Namárië

From Wikipedia, the free encyclopedia
  (Redirected from Namarie)
Jump to: navigation, search
The first stanza of "Namárië" written in Tengwar script.

"Namárië" (pronounced [ˈnam.aːr.i.ɛ] is a poem by J. R. R. Tolkien written in Quenya, a constructed language, and published for the first time in The Lord of the Rings (The Fellowship of the Ring, Book 2, Chapter "Farewell to Lórien"). It is subtitled "Galadriel's Lament in Lórien", which in Quenya is Altariello nainië Lóriendessë. The poem appears in only one other book by Tolkien, The Road Goes Ever On.

The Quenya word namárië is a reduced form of á na márië, meaning literally "be well", an Elvish formula used for greeting and for farewell.[1]

"Namárië" is the longest Quenya text in the The Lord of the Rings and also one of the longest continuous texts in Quenya that Tolkien ever wrote.[2] He rewrote it many times before it reached the form that was published (see Early versions below), and he wrote many Tengwar versions. An English translation is provided in the book.

Early versions[edit]

The first version of "Namárië" was published in The Treason of Isengard pp. 284–285. The text is in Quenya, but Tolkien did not provide a translation and some of the words are unlike those used in the final poem. Many words can be found in the Etymologies.

Although there are words that can be recognized by consulting the appendices of The Silmarillion, Unfinished Tales and The Lost Road, the sentence structure and spellings mark this version as different from the Quenya Tolkien decided on. For example, there are many parts ending in the consonant n, while the Quenya in The Lord of the Rings and later works lack this ending, and there are many parts that are composed of several compound words, while the Quenya in later works tends toward more separate words.

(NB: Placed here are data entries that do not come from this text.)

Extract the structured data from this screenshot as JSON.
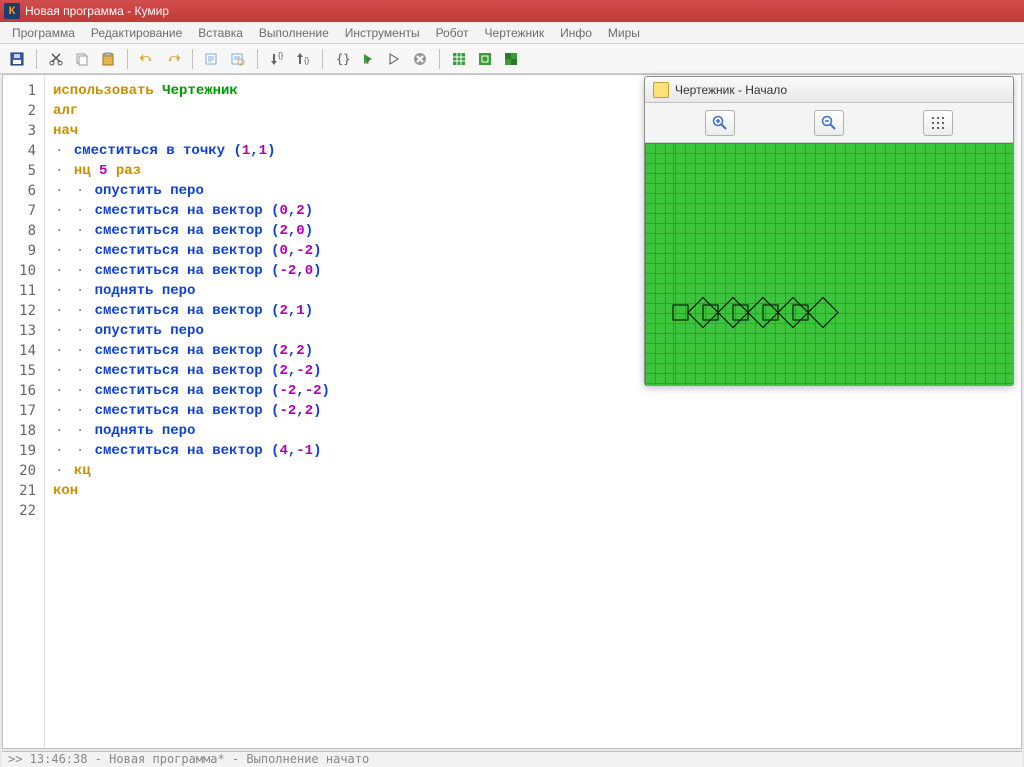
{
  "titlebar": {
    "icon_letter": "К",
    "title": "Новая программа - Кумир"
  },
  "menu": [
    "Программа",
    "Редактирование",
    "Вставка",
    "Выполнение",
    "Инструменты",
    "Робот",
    "Чертежник",
    "Инфо",
    "Миры"
  ],
  "toolbar_icons": [
    "save",
    "cut",
    "copy",
    "paste",
    "undo",
    "redo",
    "find",
    "replace",
    "step-into",
    "step-over",
    "braces",
    "run",
    "run-sel",
    "stop",
    "grid1",
    "grid2",
    "grid3"
  ],
  "code": {
    "lines": [
      {
        "n": 1,
        "tokens": [
          {
            "t": "kw",
            "v": "использовать "
          },
          {
            "t": "kw2",
            "v": "Чертежник"
          }
        ]
      },
      {
        "n": 2,
        "tokens": [
          {
            "t": "kw",
            "v": "алг"
          }
        ]
      },
      {
        "n": 3,
        "tokens": [
          {
            "t": "kw",
            "v": "нач"
          }
        ]
      },
      {
        "n": 4,
        "indent": 1,
        "tokens": [
          {
            "t": "cmd",
            "v": "сместиться в точку"
          },
          {
            "t": "txt",
            "v": " "
          },
          {
            "t": "op",
            "v": "("
          },
          {
            "t": "num",
            "v": "1"
          },
          {
            "t": "op",
            "v": ","
          },
          {
            "t": "num",
            "v": "1"
          },
          {
            "t": "op",
            "v": ")"
          }
        ]
      },
      {
        "n": 5,
        "indent": 1,
        "tokens": [
          {
            "t": "kw",
            "v": "нц "
          },
          {
            "t": "num",
            "v": "5"
          },
          {
            "t": "kw",
            "v": " раз"
          }
        ]
      },
      {
        "n": 6,
        "indent": 2,
        "tokens": [
          {
            "t": "cmd",
            "v": "опустить перо"
          }
        ]
      },
      {
        "n": 7,
        "indent": 2,
        "tokens": [
          {
            "t": "cmd",
            "v": "сместиться на вектор"
          },
          {
            "t": "txt",
            "v": " "
          },
          {
            "t": "op",
            "v": "("
          },
          {
            "t": "num",
            "v": "0"
          },
          {
            "t": "op",
            "v": ","
          },
          {
            "t": "num",
            "v": "2"
          },
          {
            "t": "op",
            "v": ")"
          }
        ]
      },
      {
        "n": 8,
        "indent": 2,
        "tokens": [
          {
            "t": "cmd",
            "v": "сместиться на вектор"
          },
          {
            "t": "txt",
            "v": " "
          },
          {
            "t": "op",
            "v": "("
          },
          {
            "t": "num",
            "v": "2"
          },
          {
            "t": "op",
            "v": ","
          },
          {
            "t": "num",
            "v": "0"
          },
          {
            "t": "op",
            "v": ")"
          }
        ]
      },
      {
        "n": 9,
        "indent": 2,
        "tokens": [
          {
            "t": "cmd",
            "v": "сместиться на вектор"
          },
          {
            "t": "txt",
            "v": " "
          },
          {
            "t": "op",
            "v": "("
          },
          {
            "t": "num",
            "v": "0"
          },
          {
            "t": "op",
            "v": ","
          },
          {
            "t": "num",
            "v": "-2"
          },
          {
            "t": "op",
            "v": ")"
          }
        ]
      },
      {
        "n": 10,
        "indent": 2,
        "tokens": [
          {
            "t": "cmd",
            "v": "сместиться на вектор"
          },
          {
            "t": "txt",
            "v": " "
          },
          {
            "t": "op",
            "v": "("
          },
          {
            "t": "num",
            "v": "-2"
          },
          {
            "t": "op",
            "v": ","
          },
          {
            "t": "num",
            "v": "0"
          },
          {
            "t": "op",
            "v": ")"
          }
        ]
      },
      {
        "n": 11,
        "indent": 2,
        "tokens": [
          {
            "t": "cmd",
            "v": "поднять перо"
          }
        ]
      },
      {
        "n": 12,
        "indent": 2,
        "tokens": [
          {
            "t": "cmd",
            "v": "сместиться на вектор"
          },
          {
            "t": "txt",
            "v": " "
          },
          {
            "t": "op",
            "v": "("
          },
          {
            "t": "num",
            "v": "2"
          },
          {
            "t": "op",
            "v": ","
          },
          {
            "t": "num",
            "v": "1"
          },
          {
            "t": "op",
            "v": ")"
          }
        ]
      },
      {
        "n": 13,
        "indent": 2,
        "tokens": [
          {
            "t": "cmd",
            "v": "опустить перо"
          }
        ]
      },
      {
        "n": 14,
        "indent": 2,
        "tokens": [
          {
            "t": "cmd",
            "v": "сместиться на вектор"
          },
          {
            "t": "txt",
            "v": " "
          },
          {
            "t": "op",
            "v": "("
          },
          {
            "t": "num",
            "v": "2"
          },
          {
            "t": "op",
            "v": ","
          },
          {
            "t": "num",
            "v": "2"
          },
          {
            "t": "op",
            "v": ")"
          }
        ]
      },
      {
        "n": 15,
        "indent": 2,
        "tokens": [
          {
            "t": "cmd",
            "v": "сместиться на вектор"
          },
          {
            "t": "txt",
            "v": " "
          },
          {
            "t": "op",
            "v": "("
          },
          {
            "t": "num",
            "v": "2"
          },
          {
            "t": "op",
            "v": ","
          },
          {
            "t": "num",
            "v": "-2"
          },
          {
            "t": "op",
            "v": ")"
          }
        ]
      },
      {
        "n": 16,
        "indent": 2,
        "tokens": [
          {
            "t": "cmd",
            "v": "сместиться на вектор"
          },
          {
            "t": "txt",
            "v": " "
          },
          {
            "t": "op",
            "v": "("
          },
          {
            "t": "num",
            "v": "-2"
          },
          {
            "t": "op",
            "v": ","
          },
          {
            "t": "num",
            "v": "-2"
          },
          {
            "t": "op",
            "v": ")"
          }
        ]
      },
      {
        "n": 17,
        "indent": 2,
        "tokens": [
          {
            "t": "cmd",
            "v": "сместиться на вектор"
          },
          {
            "t": "txt",
            "v": " "
          },
          {
            "t": "op",
            "v": "("
          },
          {
            "t": "num",
            "v": "-2"
          },
          {
            "t": "op",
            "v": ","
          },
          {
            "t": "num",
            "v": "2"
          },
          {
            "t": "op",
            "v": ")"
          }
        ]
      },
      {
        "n": 18,
        "indent": 2,
        "tokens": [
          {
            "t": "cmd",
            "v": "поднять перо"
          }
        ]
      },
      {
        "n": 19,
        "indent": 2,
        "tokens": [
          {
            "t": "cmd",
            "v": "сместиться на вектор"
          },
          {
            "t": "txt",
            "v": " "
          },
          {
            "t": "op",
            "v": "("
          },
          {
            "t": "num",
            "v": "4"
          },
          {
            "t": "op",
            "v": ","
          },
          {
            "t": "num",
            "v": "-1"
          },
          {
            "t": "op",
            "v": ")"
          }
        ]
      },
      {
        "n": 20,
        "indent": 1,
        "tokens": [
          {
            "t": "kw",
            "v": "кц"
          }
        ]
      },
      {
        "n": 21,
        "tokens": [
          {
            "t": "kw",
            "v": "кон"
          }
        ]
      },
      {
        "n": 22,
        "tokens": []
      }
    ]
  },
  "drawer": {
    "title": "Чертежник - Начало",
    "buttons": [
      "zoom-in",
      "zoom-out",
      "grid"
    ]
  },
  "status": ">> 13:46:38 - Новая программа* - Выполнение начато"
}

Adaptations[edit]

Namárië was set to music by Donald Swann with the help of Tolkien. The sheet music and an audio recording are part of the book The Road Goes Ever On. In a recording, Tolkien sings it in a Gregorian manner.[3]

In 2008, the Spanish Neoclassical Dark Wave band Narsilion published a studio album called Namárië. Among other Tolkien-inspired songs it features a track "Namárië: El Llanto De Galadriel [Namárië: Galadriel's Lament]".[4]

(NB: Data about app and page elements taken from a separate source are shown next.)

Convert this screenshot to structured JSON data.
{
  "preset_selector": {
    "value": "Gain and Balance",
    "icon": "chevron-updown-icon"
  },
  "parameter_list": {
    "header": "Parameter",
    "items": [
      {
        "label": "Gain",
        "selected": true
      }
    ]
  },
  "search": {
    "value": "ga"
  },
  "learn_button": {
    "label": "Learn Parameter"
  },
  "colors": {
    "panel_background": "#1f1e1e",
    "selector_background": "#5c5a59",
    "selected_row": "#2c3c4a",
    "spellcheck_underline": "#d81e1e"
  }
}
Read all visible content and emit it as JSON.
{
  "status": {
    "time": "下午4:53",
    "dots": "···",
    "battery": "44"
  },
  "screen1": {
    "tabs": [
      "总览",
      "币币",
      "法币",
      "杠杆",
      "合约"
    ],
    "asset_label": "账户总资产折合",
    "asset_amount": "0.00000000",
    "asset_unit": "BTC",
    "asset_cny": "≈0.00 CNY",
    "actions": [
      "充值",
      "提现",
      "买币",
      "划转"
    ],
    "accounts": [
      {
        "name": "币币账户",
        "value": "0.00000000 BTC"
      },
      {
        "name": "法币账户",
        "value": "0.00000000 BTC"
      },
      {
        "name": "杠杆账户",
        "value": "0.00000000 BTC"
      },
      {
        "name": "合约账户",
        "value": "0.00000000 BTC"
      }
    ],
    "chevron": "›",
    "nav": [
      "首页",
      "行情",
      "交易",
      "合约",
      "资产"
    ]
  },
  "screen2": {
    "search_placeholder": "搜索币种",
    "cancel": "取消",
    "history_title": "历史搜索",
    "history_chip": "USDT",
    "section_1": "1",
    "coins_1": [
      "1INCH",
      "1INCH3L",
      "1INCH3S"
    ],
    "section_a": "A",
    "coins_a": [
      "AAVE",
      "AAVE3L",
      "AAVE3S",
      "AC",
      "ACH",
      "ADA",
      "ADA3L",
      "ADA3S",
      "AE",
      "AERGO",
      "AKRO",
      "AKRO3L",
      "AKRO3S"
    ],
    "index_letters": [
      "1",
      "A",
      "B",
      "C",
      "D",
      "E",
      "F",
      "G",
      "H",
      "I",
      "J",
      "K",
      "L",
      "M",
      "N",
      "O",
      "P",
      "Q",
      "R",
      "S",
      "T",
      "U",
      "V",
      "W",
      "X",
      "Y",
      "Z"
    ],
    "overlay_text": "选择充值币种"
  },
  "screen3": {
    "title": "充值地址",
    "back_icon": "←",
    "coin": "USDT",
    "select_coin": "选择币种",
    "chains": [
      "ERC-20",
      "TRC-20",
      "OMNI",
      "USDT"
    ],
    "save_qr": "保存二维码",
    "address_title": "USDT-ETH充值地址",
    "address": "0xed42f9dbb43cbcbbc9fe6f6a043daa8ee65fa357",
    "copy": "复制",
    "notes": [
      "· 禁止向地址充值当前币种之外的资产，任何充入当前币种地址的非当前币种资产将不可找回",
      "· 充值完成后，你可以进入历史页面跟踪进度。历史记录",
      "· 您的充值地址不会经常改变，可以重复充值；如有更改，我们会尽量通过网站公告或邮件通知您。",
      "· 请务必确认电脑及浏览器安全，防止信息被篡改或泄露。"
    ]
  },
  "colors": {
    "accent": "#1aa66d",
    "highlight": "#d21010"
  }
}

From 1997 to 2005 the Danish Tolkien Ensemble published four CDs featuring every poem from The Lord of the Rings, amongst them two versions of "Namárië," both composed by the ensemble leader Caspar Reiff: The first, sung by Signe Asmussen, sets the original Quenya text to music; the second version features the English translation spoken by actor Christopher Lee (who played Saruman in the movies).[5]

The band Led Zeppelin may have used the first line of Namárië for the opening of their song, Ramble On. Other references to Tolkien's writing appear in the lyrics.

References[edit]

  1. ^ J.R.R. Tolkien, "Parma Eldalamberon", 17, p. 162.
  2. ^ Pesch, Helmut W. (2003). Elbisch (in German). Bastei Lübbe. p. 25. ISBN 3-404-20476-X. 
  3. ^ Music in Middle-Earth, Essay by Gene Hargrove, January 1995
  4. ^ "Narsilion – Namárië". Discogs. Retrieved 16 July 2012. 
  5. ^ "List of tracks by the Tolkien Ensemble". Retrieved 7 December 2013. 

External links[edit]